• ACTIVITY
In the records below, find each line that holds "text" and return it.

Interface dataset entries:

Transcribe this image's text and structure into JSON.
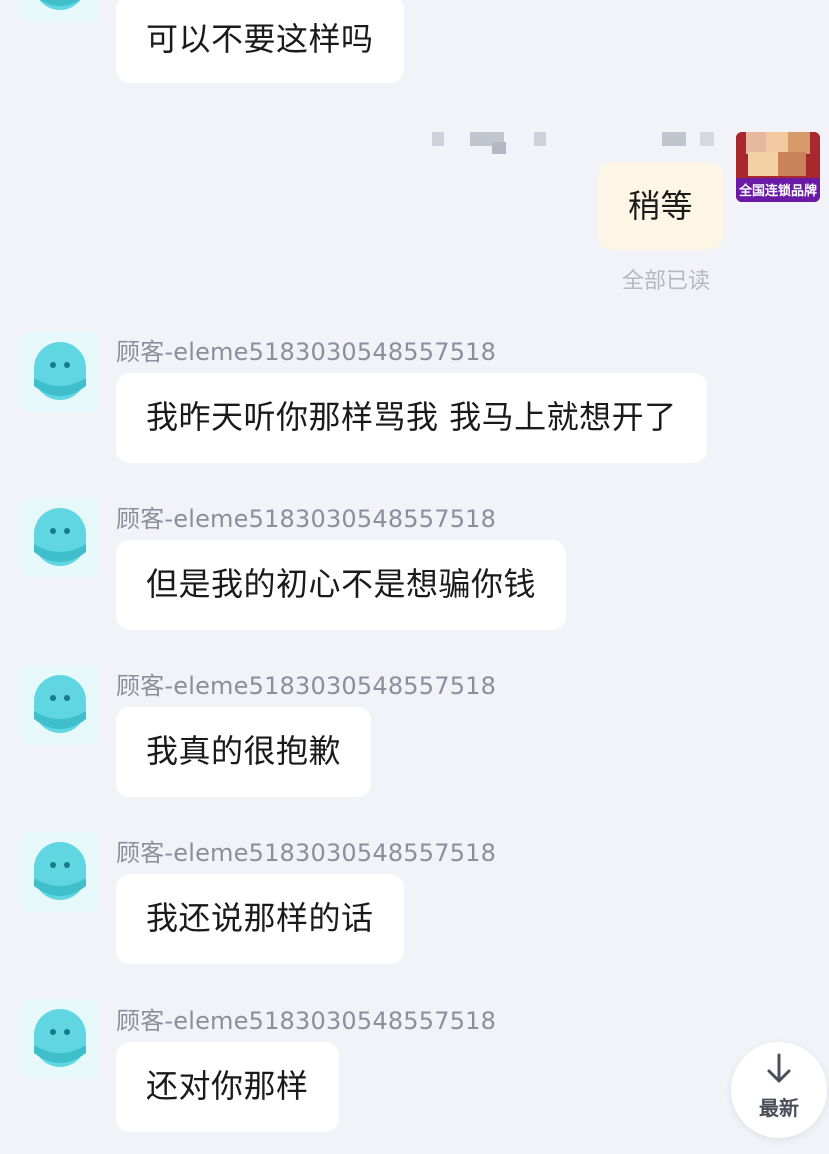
{
  "messages": [
    {
      "type": "customer",
      "sender": "",
      "text": "可以不要这样吗"
    },
    {
      "type": "self",
      "text": "稍等",
      "status": "全部已读",
      "shop_badge": "全国连锁品牌"
    },
    {
      "type": "customer",
      "sender": "顾客-eleme5183030548557518",
      "text": "我昨天听你那样骂我 我马上就想开了"
    },
    {
      "type": "customer",
      "sender": "顾客-eleme5183030548557518",
      "text": "但是我的初心不是想骗你钱"
    },
    {
      "type": "customer",
      "sender": "顾客-eleme5183030548557518",
      "text": "我真的很抱歉"
    },
    {
      "type": "customer",
      "sender": "顾客-eleme5183030548557518",
      "text": "我还说那样的话"
    },
    {
      "type": "customer",
      "sender": "顾客-eleme5183030548557518",
      "text": "还对你那样"
    }
  ],
  "scroll_button": {
    "label": "最新",
    "icon": "arrow-down-icon"
  },
  "colors": {
    "background": "#f1f3f9",
    "customer_bubble": "#ffffff",
    "self_bubble": "#fdf6e6",
    "avatar_face": "#52d3df",
    "shop_badge": "#a8282e"
  }
}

• FINAL ANSWER
Transcribe this image's text and structure into JSON.
      "text": "可以不要这样吗"
      "text": "稍等",
      "text": "我昨天听你那样骂我 我马上就想开了"
      "text": "但是我的初心不是想骗你钱"
      "text": "我真的很抱歉"
      "text": "我还说那样的话"
      "text": "还对你那样"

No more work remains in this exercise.